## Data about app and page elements
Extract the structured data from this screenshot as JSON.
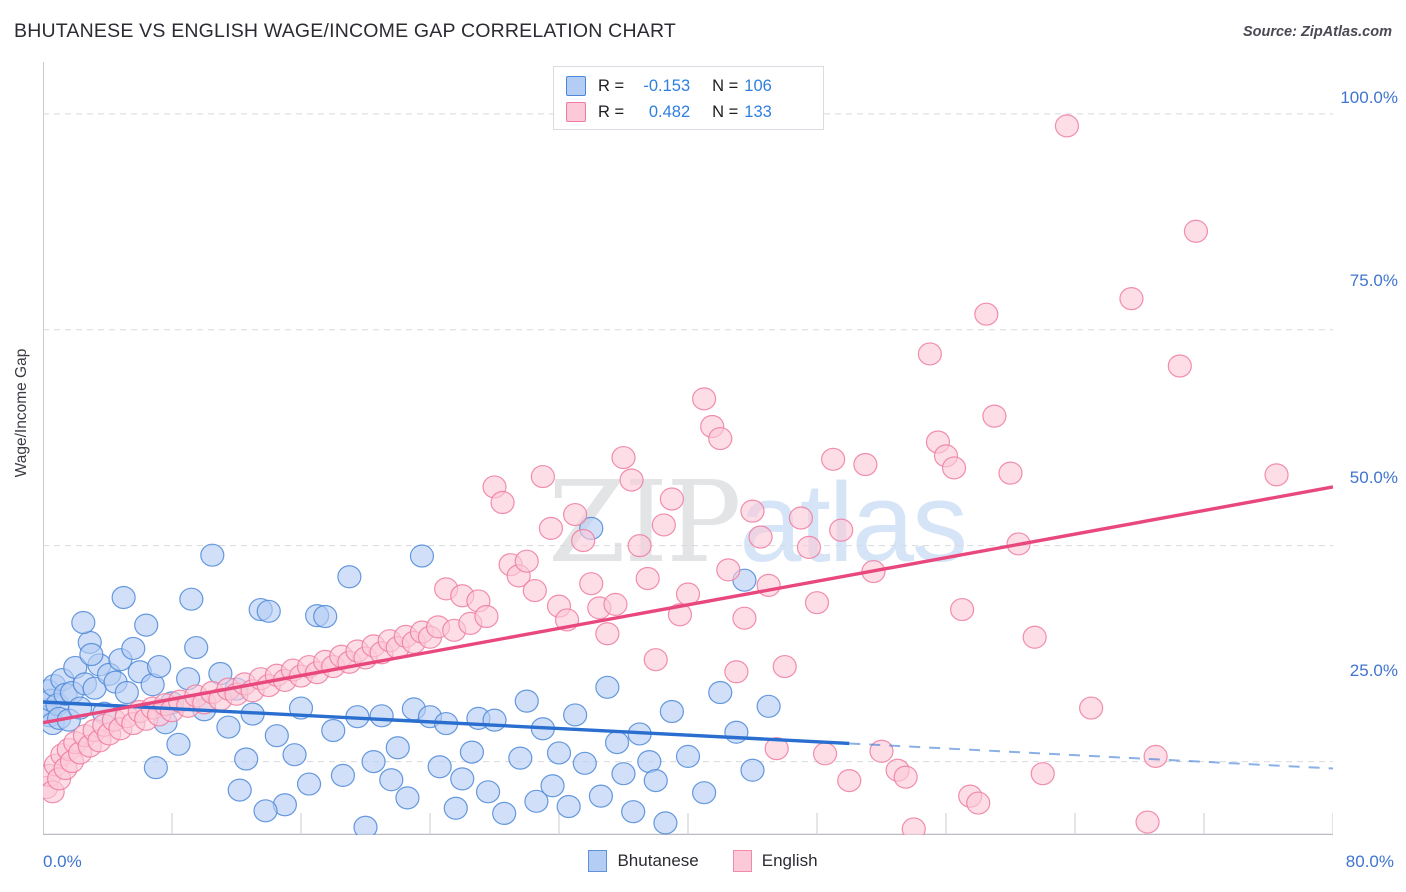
{
  "header": {
    "title": "BHUTANESE VS ENGLISH WAGE/INCOME GAP CORRELATION CHART",
    "source": "Source: ZipAtlas.com"
  },
  "watermark": {
    "part1": "ZIP",
    "part2": "atlas"
  },
  "stats_legend": {
    "rows": [
      {
        "series": "Bhutanese",
        "color": "#b4cdf4",
        "r_label": "R =",
        "r_value": "-0.153",
        "n_label": "N =",
        "n_value": "106"
      },
      {
        "series": "English",
        "color": "#fbc9d8",
        "r_label": "R =",
        "r_value": "0.482",
        "n_label": "N =",
        "n_value": "133"
      }
    ]
  },
  "bottom_legend": {
    "items": [
      {
        "label": "Bhutanese",
        "color": "#b4cdf4"
      },
      {
        "label": "English",
        "color": "#fbc9d8"
      }
    ]
  },
  "chart_data": {
    "type": "scatter",
    "title": "BHUTANESE VS ENGLISH WAGE/INCOME GAP CORRELATION CHART",
    "xlabel": "",
    "ylabel": "Wage/Income Gap",
    "xlim": [
      0,
      80
    ],
    "ylim": [
      16.5,
      106.0
    ],
    "xticks": [
      0,
      80
    ],
    "xticklabels": [
      "0.0%",
      "80.0%"
    ],
    "yticks": [
      25,
      50,
      75,
      100
    ],
    "yticklabels": [
      "25.0%",
      "50.0%",
      "75.0%",
      "100.0%"
    ],
    "grid": "horizontal-dashed",
    "legend_position": "bottom-center",
    "series": [
      {
        "name": "Bhutanese",
        "color": "#b4cdf4",
        "stroke": "#4d88d8",
        "r": -0.153,
        "n": 106,
        "trend": {
          "x0": 0.0,
          "y0": 31.9,
          "x1": 50.0,
          "y1": 27.1,
          "x_solid_end": 50.0,
          "x_dashed_end": 80.0,
          "y_dashed_end": 24.2
        },
        "points": [
          [
            0.2,
            31.0
          ],
          [
            0.3,
            33.2
          ],
          [
            0.4,
            30.3
          ],
          [
            0.5,
            32.1
          ],
          [
            0.6,
            29.4
          ],
          [
            0.7,
            33.8
          ],
          [
            0.9,
            31.6
          ],
          [
            1.0,
            30.0
          ],
          [
            1.2,
            34.5
          ],
          [
            1.4,
            32.8
          ],
          [
            1.6,
            29.8
          ],
          [
            1.8,
            33.0
          ],
          [
            2.0,
            35.9
          ],
          [
            2.3,
            31.2
          ],
          [
            2.6,
            34.0
          ],
          [
            2.9,
            38.8
          ],
          [
            3.2,
            33.5
          ],
          [
            3.5,
            36.2
          ],
          [
            3.8,
            30.6
          ],
          [
            4.1,
            35.1
          ],
          [
            2.5,
            41.1
          ],
          [
            3.0,
            37.4
          ],
          [
            4.5,
            34.2
          ],
          [
            4.8,
            36.8
          ],
          [
            5.2,
            33.0
          ],
          [
            5.6,
            38.1
          ],
          [
            6.0,
            35.4
          ],
          [
            6.4,
            40.8
          ],
          [
            5.0,
            44.0
          ],
          [
            6.8,
            33.9
          ],
          [
            7.2,
            36.0
          ],
          [
            7.6,
            29.5
          ],
          [
            8.0,
            31.8
          ],
          [
            8.4,
            27.0
          ],
          [
            7.0,
            24.3
          ],
          [
            9.0,
            34.6
          ],
          [
            9.5,
            38.2
          ],
          [
            10.0,
            31.0
          ],
          [
            10.5,
            48.9
          ],
          [
            9.2,
            43.8
          ],
          [
            11.0,
            35.2
          ],
          [
            11.5,
            29.0
          ],
          [
            12.0,
            33.4
          ],
          [
            12.6,
            25.3
          ],
          [
            13.0,
            30.5
          ],
          [
            13.5,
            42.6
          ],
          [
            14.0,
            42.4
          ],
          [
            12.2,
            21.7
          ],
          [
            14.5,
            28.0
          ],
          [
            15.0,
            20.0
          ],
          [
            15.6,
            25.8
          ],
          [
            16.0,
            31.2
          ],
          [
            16.5,
            22.4
          ],
          [
            13.8,
            19.3
          ],
          [
            17.0,
            41.9
          ],
          [
            17.5,
            41.8
          ],
          [
            18.0,
            28.6
          ],
          [
            18.6,
            23.4
          ],
          [
            19.0,
            46.4
          ],
          [
            19.5,
            30.2
          ],
          [
            20.0,
            17.4
          ],
          [
            20.5,
            25.0
          ],
          [
            21.0,
            30.3
          ],
          [
            21.6,
            22.9
          ],
          [
            22.0,
            26.6
          ],
          [
            22.6,
            20.8
          ],
          [
            23.0,
            31.1
          ],
          [
            23.5,
            48.8
          ],
          [
            24.0,
            30.2
          ],
          [
            24.6,
            24.4
          ],
          [
            25.0,
            29.4
          ],
          [
            25.6,
            19.6
          ],
          [
            26.0,
            23.0
          ],
          [
            26.6,
            26.1
          ],
          [
            27.0,
            30.0
          ],
          [
            27.6,
            21.5
          ],
          [
            28.0,
            29.8
          ],
          [
            28.6,
            19.0
          ],
          [
            29.0,
            13.8
          ],
          [
            29.6,
            25.4
          ],
          [
            30.0,
            32.0
          ],
          [
            30.6,
            20.4
          ],
          [
            31.0,
            28.8
          ],
          [
            31.6,
            22.2
          ],
          [
            32.0,
            26.0
          ],
          [
            32.6,
            19.8
          ],
          [
            33.0,
            30.4
          ],
          [
            33.6,
            24.8
          ],
          [
            34.0,
            52.0
          ],
          [
            34.6,
            21.0
          ],
          [
            35.0,
            33.6
          ],
          [
            35.6,
            27.2
          ],
          [
            36.0,
            23.6
          ],
          [
            36.6,
            19.2
          ],
          [
            37.0,
            28.2
          ],
          [
            37.6,
            25.0
          ],
          [
            38.0,
            22.8
          ],
          [
            38.6,
            17.9
          ],
          [
            39.0,
            30.8
          ],
          [
            40.0,
            25.6
          ],
          [
            41.0,
            21.4
          ],
          [
            42.0,
            33.0
          ],
          [
            43.0,
            28.4
          ],
          [
            43.5,
            46.0
          ],
          [
            44.0,
            24.0
          ],
          [
            45.0,
            31.4
          ]
        ]
      },
      {
        "name": "English",
        "color": "#fbc9d8",
        "stroke": "#ef7ba0",
        "r": 0.482,
        "n": 133,
        "trend": {
          "x0": 0.0,
          "y0": 29.5,
          "x1": 80.0,
          "y1": 56.8,
          "x_solid_end": 80.0
        },
        "points": [
          [
            0.2,
            22.0
          ],
          [
            0.4,
            23.4
          ],
          [
            0.6,
            21.5
          ],
          [
            0.8,
            24.6
          ],
          [
            1.0,
            23.0
          ],
          [
            1.2,
            25.8
          ],
          [
            1.4,
            24.2
          ],
          [
            1.6,
            26.4
          ],
          [
            1.8,
            25.0
          ],
          [
            2.0,
            27.2
          ],
          [
            2.3,
            26.0
          ],
          [
            2.6,
            28.0
          ],
          [
            2.9,
            26.8
          ],
          [
            3.2,
            28.6
          ],
          [
            3.5,
            27.4
          ],
          [
            3.8,
            29.2
          ],
          [
            4.1,
            28.2
          ],
          [
            4.4,
            29.8
          ],
          [
            4.8,
            28.8
          ],
          [
            5.2,
            30.2
          ],
          [
            5.6,
            29.4
          ],
          [
            6.0,
            30.8
          ],
          [
            6.4,
            29.9
          ],
          [
            6.8,
            31.2
          ],
          [
            7.2,
            30.4
          ],
          [
            7.6,
            31.6
          ],
          [
            8.0,
            30.9
          ],
          [
            8.5,
            32.0
          ],
          [
            9.0,
            31.4
          ],
          [
            9.5,
            32.6
          ],
          [
            10.0,
            31.8
          ],
          [
            10.5,
            33.0
          ],
          [
            11.0,
            32.2
          ],
          [
            11.5,
            33.4
          ],
          [
            12.0,
            32.8
          ],
          [
            12.5,
            34.0
          ],
          [
            13.0,
            33.2
          ],
          [
            13.5,
            34.6
          ],
          [
            14.0,
            33.8
          ],
          [
            14.5,
            35.0
          ],
          [
            15.0,
            34.4
          ],
          [
            15.5,
            35.6
          ],
          [
            16.0,
            34.9
          ],
          [
            16.5,
            36.0
          ],
          [
            17.0,
            35.3
          ],
          [
            17.5,
            36.6
          ],
          [
            18.0,
            36.0
          ],
          [
            18.5,
            37.2
          ],
          [
            19.0,
            36.5
          ],
          [
            19.5,
            37.8
          ],
          [
            20.0,
            37.0
          ],
          [
            20.5,
            38.4
          ],
          [
            21.0,
            37.6
          ],
          [
            21.5,
            39.0
          ],
          [
            22.0,
            38.2
          ],
          [
            22.5,
            39.5
          ],
          [
            23.0,
            38.8
          ],
          [
            23.5,
            40.0
          ],
          [
            24.0,
            39.4
          ],
          [
            24.5,
            40.6
          ],
          [
            25.0,
            45.0
          ],
          [
            25.5,
            40.2
          ],
          [
            26.0,
            44.2
          ],
          [
            26.5,
            41.0
          ],
          [
            27.0,
            43.6
          ],
          [
            27.5,
            41.8
          ],
          [
            28.0,
            56.8
          ],
          [
            28.5,
            55.0
          ],
          [
            29.0,
            47.8
          ],
          [
            29.5,
            46.5
          ],
          [
            30.0,
            48.2
          ],
          [
            30.5,
            44.8
          ],
          [
            31.0,
            58.0
          ],
          [
            31.5,
            52.0
          ],
          [
            32.0,
            43.0
          ],
          [
            32.5,
            41.4
          ],
          [
            33.0,
            53.6
          ],
          [
            33.5,
            50.6
          ],
          [
            34.0,
            45.6
          ],
          [
            34.5,
            42.8
          ],
          [
            35.0,
            39.8
          ],
          [
            35.5,
            43.2
          ],
          [
            36.0,
            60.2
          ],
          [
            36.5,
            57.6
          ],
          [
            37.0,
            50.0
          ],
          [
            37.5,
            46.2
          ],
          [
            38.0,
            36.8
          ],
          [
            38.5,
            52.4
          ],
          [
            39.0,
            55.4
          ],
          [
            39.5,
            42.0
          ],
          [
            40.0,
            44.4
          ],
          [
            41.0,
            67.0
          ],
          [
            41.5,
            63.8
          ],
          [
            42.0,
            62.4
          ],
          [
            42.5,
            47.2
          ],
          [
            43.0,
            35.4
          ],
          [
            43.5,
            41.6
          ],
          [
            44.0,
            54.0
          ],
          [
            44.5,
            51.0
          ],
          [
            45.0,
            45.4
          ],
          [
            45.5,
            26.5
          ],
          [
            46.0,
            36.0
          ],
          [
            47.0,
            53.2
          ],
          [
            47.5,
            49.8
          ],
          [
            48.0,
            43.4
          ],
          [
            48.5,
            25.9
          ],
          [
            49.0,
            60.0
          ],
          [
            49.5,
            51.8
          ],
          [
            50.0,
            22.8
          ],
          [
            51.0,
            59.4
          ],
          [
            51.5,
            47.0
          ],
          [
            52.0,
            26.2
          ],
          [
            53.0,
            24.0
          ],
          [
            53.5,
            23.2
          ],
          [
            54.0,
            17.2
          ],
          [
            55.0,
            72.2
          ],
          [
            55.5,
            62.0
          ],
          [
            56.0,
            60.4
          ],
          [
            56.5,
            59.0
          ],
          [
            57.0,
            42.6
          ],
          [
            57.5,
            21.0
          ],
          [
            58.0,
            20.2
          ],
          [
            58.5,
            76.8
          ],
          [
            59.0,
            65.0
          ],
          [
            60.0,
            58.4
          ],
          [
            60.5,
            50.2
          ],
          [
            61.5,
            39.4
          ],
          [
            62.0,
            23.6
          ],
          [
            63.5,
            98.6
          ],
          [
            65.0,
            31.2
          ],
          [
            67.5,
            78.6
          ],
          [
            68.5,
            18.0
          ],
          [
            69.0,
            25.6
          ],
          [
            70.5,
            70.8
          ],
          [
            71.5,
            86.4
          ],
          [
            76.5,
            58.2
          ]
        ]
      }
    ]
  },
  "axes": {
    "ylabel": "Wage/Income Gap",
    "yticklabels": [
      "100.0%",
      "75.0%",
      "50.0%",
      "25.0%"
    ],
    "xticklabels": {
      "left": "0.0%",
      "right": "80.0%"
    }
  }
}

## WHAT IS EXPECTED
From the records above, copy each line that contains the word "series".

## SOLUTION TO THE EXERCISE
        "series": "Bhutanese",
        "series": "English",
    "series": [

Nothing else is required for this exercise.